Rodriguez was on the disabled list the last time these teams met, with a right knee injury sidelining him from June 2 to July 17. He has been solid when healthy, though, pitching to a 4.08 ERA (112 ERA+) in 81.2 IP, with a well above-average 25.8% strikeout rate. He’s a bit walk (3.5 BB/9) and home run (1.3 HR/9) prone, and he’s one of the more severe flyball pitches in the league, with just 34.2% of batted balls being on the ground.
The 24-year-old southpaw throws five pitches, but the vast majority of those are his four-seam fastball, which sits right around 93 MPH. His primary off-speed pitch is a solid mid-80s change-up, and he’ll mix in a low-90s sinker, a mid-80s cutter, and a low-80s slider.
Last Outing (vs. CHW on 8/4) – 6.0 IP, 4 H, 2 R, 2 BB, 5 K
Saturday (4:05 PM EST): RHP Luis Severino vs. LHP Drew Pomeranz
Pomeranz had a rocky first couple of months, but he has been quite good since the calendar flipped to June, pitching to a 2.71 ERA over 69.2 IP in his last 12 starts. He has a 3.36 ERA (136 ERA+) on the season, and he’s currently 10th in the American League in fWAR. The Yankees handed him his worst start in about two months the last time they faced, scoring four runs in 6 innings on July 14.
Last Outing (vs. CHW on 8/5) – 6.1 IP, 7 H, 1 R, 1 BB, 8 K
Sunday (8:05 PM EST): LHP Jordan Montgomery vs. LHP Chris Sale
Sale is currently leading the majors – hitters and pitchers, alike – in FanGraphs’ version of WAR. Baseball-Reference paints a much more modest portrait, ranking him third among all pitchers; either way, he has an argument for being the best pitcher in baseball right now. The 28-year-old also leads the majors in IP, K%, K-BB%, and FIP (by nearly half a run), as well as fourth in BB%. He dominated the Yankees the last time they squared-off, going 7.2 scoreless innings, allowing 3 hits and 2 walks, while striking out 13.
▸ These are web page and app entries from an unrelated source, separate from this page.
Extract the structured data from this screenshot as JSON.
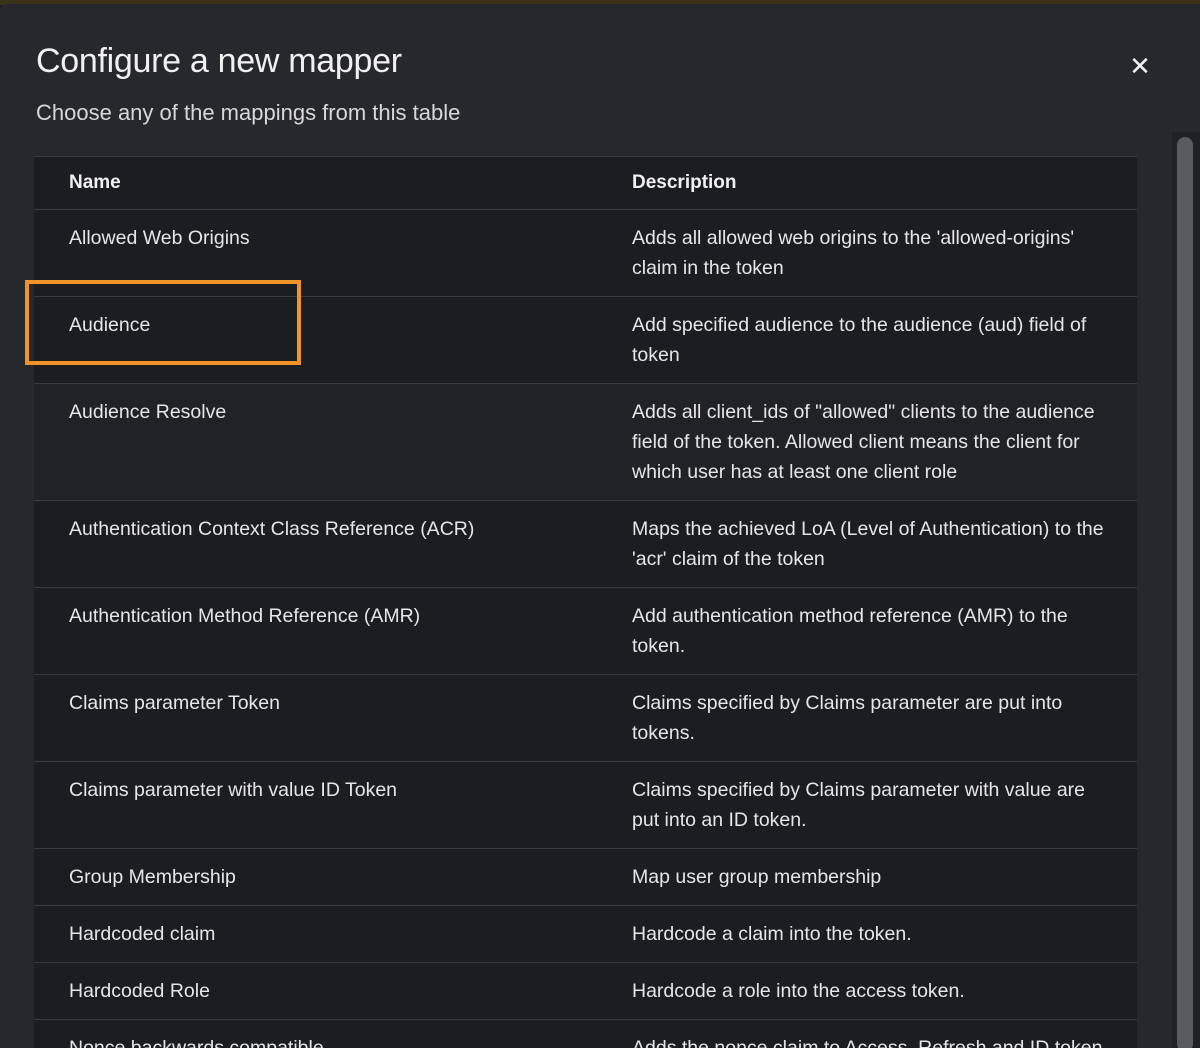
{
  "modal": {
    "title": "Configure a new mapper",
    "subtitle": "Choose any of the mappings from this table",
    "close_icon": "close-icon",
    "close_glyph": "✕"
  },
  "table": {
    "headers": {
      "name": "Name",
      "description": "Description"
    },
    "rows": [
      {
        "name": "Allowed Web Origins",
        "description": "Adds all allowed web origins to the 'allowed-origins' claim in the token"
      },
      {
        "name": "Audience",
        "description": "Add specified audience to the audience (aud) field of token"
      },
      {
        "name": "Audience Resolve",
        "description": "Adds all client_ids of \"allowed\" clients to the audience field of the token. Allowed client means the client for which user has at least one client role"
      },
      {
        "name": "Authentication Context Class Reference (ACR)",
        "description": "Maps the achieved LoA (Level of Authentication) to the 'acr' claim of the token"
      },
      {
        "name": "Authentication Method Reference (AMR)",
        "description": "Add authentication method reference (AMR) to the token."
      },
      {
        "name": "Claims parameter Token",
        "description": "Claims specified by Claims parameter are put into tokens."
      },
      {
        "name": "Claims parameter with value ID Token",
        "description": "Claims specified by Claims parameter with value are put into an ID token."
      },
      {
        "name": "Group Membership",
        "description": "Map user group membership"
      },
      {
        "name": "Hardcoded claim",
        "description": "Hardcode a claim into the token."
      },
      {
        "name": "Hardcoded Role",
        "description": "Hardcode a role into the access token."
      },
      {
        "name": "Nonce backwards compatible",
        "description": "Adds the nonce claim to Access, Refresh and ID token"
      }
    ]
  },
  "colors": {
    "highlight": "#f0942a",
    "modal_bg": "#26282c",
    "table_bg": "#1b1d21"
  }
}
Last Outing (vs. TBR on 8/8) – 8.0 IP, 2 H, 0 R, 1 BB, 13 K
Boston’s bullpen has been a strength for the entirety of the season, and they managed to improve it at the deadline by adding Addison Reed. The group leads the majors in park-adjusted ERA and RA9-WAR, and ranks second (behind the Yankees) in fWAR.
The absurdly good Craig Kimbrel is the team’s closer, and he’s striking out 50% of the batters he faces, while walking just 4.4%. He’s tied (with teammate and set-up man Joe Kelly) for third among MLB relievers in park-adjusted ERA, as well. Kelly and the newly acquired Reed handle the set-up duties, and Matt Barnes, Heath Hembree, and Blaine Boyer take the higher-leverage middle inning duties.
Who (Or What) To Watch
Rafael Devers was a consensus top-20 prospect heading into the season, and he has shown why by tearing through Double-A and Triple-A this year, and reaching the majors a few months shy of his 21st birthday. He’s worth watching purely in an “I want to see what this guy’s all about” way, while also recognizing that he’s going to be a big part of the Yankees/Red Sox rivalry for years to come.